Recorded data
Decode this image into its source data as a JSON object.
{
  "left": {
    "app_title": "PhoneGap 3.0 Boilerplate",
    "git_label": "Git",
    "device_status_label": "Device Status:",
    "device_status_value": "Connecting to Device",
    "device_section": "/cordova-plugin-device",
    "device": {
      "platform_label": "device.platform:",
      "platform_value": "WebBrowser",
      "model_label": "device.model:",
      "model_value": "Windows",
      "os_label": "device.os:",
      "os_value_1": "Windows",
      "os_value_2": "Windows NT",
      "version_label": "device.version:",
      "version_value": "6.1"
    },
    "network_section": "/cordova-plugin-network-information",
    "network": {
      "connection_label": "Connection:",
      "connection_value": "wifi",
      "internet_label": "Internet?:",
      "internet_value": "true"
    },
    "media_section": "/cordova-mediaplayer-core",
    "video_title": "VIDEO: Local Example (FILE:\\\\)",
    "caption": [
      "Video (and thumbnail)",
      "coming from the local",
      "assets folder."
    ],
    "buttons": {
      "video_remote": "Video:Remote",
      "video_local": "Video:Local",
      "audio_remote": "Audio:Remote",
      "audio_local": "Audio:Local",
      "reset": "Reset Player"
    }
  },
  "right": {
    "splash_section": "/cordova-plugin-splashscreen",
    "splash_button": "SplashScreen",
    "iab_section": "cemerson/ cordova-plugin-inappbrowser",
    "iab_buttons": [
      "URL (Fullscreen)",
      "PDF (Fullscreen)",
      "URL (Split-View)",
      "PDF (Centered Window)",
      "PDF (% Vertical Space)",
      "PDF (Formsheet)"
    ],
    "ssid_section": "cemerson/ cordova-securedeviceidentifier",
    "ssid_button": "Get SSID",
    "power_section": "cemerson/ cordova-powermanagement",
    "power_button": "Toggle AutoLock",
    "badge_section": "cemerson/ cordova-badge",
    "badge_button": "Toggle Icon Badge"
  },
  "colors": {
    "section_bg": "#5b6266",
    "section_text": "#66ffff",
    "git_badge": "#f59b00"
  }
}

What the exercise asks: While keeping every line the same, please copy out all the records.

Completed exercise:
Decode this image into its source data as a JSON object.
{
  "left": {
    "app_title": "PhoneGap 3.0 Boilerplate",
    "git_label": "Git",
    "device_status_label": "Device Status:",
    "device_status_value": "Connecting to Device",
    "device_section": "/cordova-plugin-device",
    "device": {
      "platform_label": "device.platform:",
      "platform_value": "WebBrowser",
      "model_label": "device.model:",
      "model_value": "Windows",
      "os_label": "device.os:",
      "os_value_1": "Windows",
      "os_value_2": "Windows NT",
      "version_label": "device.version:",
      "version_value": "6.1"
    },
    "network_section": "/cordova-plugin-network-information",
    "network": {
      "connection_label": "Connection:",
      "connection_value": "wifi",
      "internet_label": "Internet?:",
      "internet_value": "true"
    },
    "media_section": "/cordova-mediaplayer-core",
    "video_title": "VIDEO: Local Example (FILE:\\\\)",
    "caption": [
      "Video (and thumbnail)",
      "coming from the local",
      "assets folder."
    ],
    "buttons": {
      "video_remote": "Video:Remote",
      "video_local": "Video:Local",
      "audio_remote": "Audio:Remote",
      "audio_local": "Audio:Local",
      "reset": "Reset Player"
    }
  },
  "right": {
    "splash_section": "/cordova-plugin-splashscreen",
    "splash_button": "SplashScreen",
    "iab_section": "cemerson/ cordova-plugin-inappbrowser",
    "iab_buttons": [
      "URL (Fullscreen)",
      "PDF (Fullscreen)",
      "URL (Split-View)",
      "PDF (Centered Window)",
      "PDF (% Vertical Space)",
      "PDF (Formsheet)"
    ],
    "ssid_section": "cemerson/ cordova-securedeviceidentifier",
    "ssid_button": "Get SSID",
    "power_section": "cemerson/ cordova-powermanagement",
    "power_button": "Toggle AutoLock",
    "badge_section": "cemerson/ cordova-badge",
    "badge_button": "Toggle Icon Badge"
  },
  "colors": {
    "section_bg": "#5b6266",
    "section_text": "#66ffff",
    "git_badge": "#f59b00"
  }
}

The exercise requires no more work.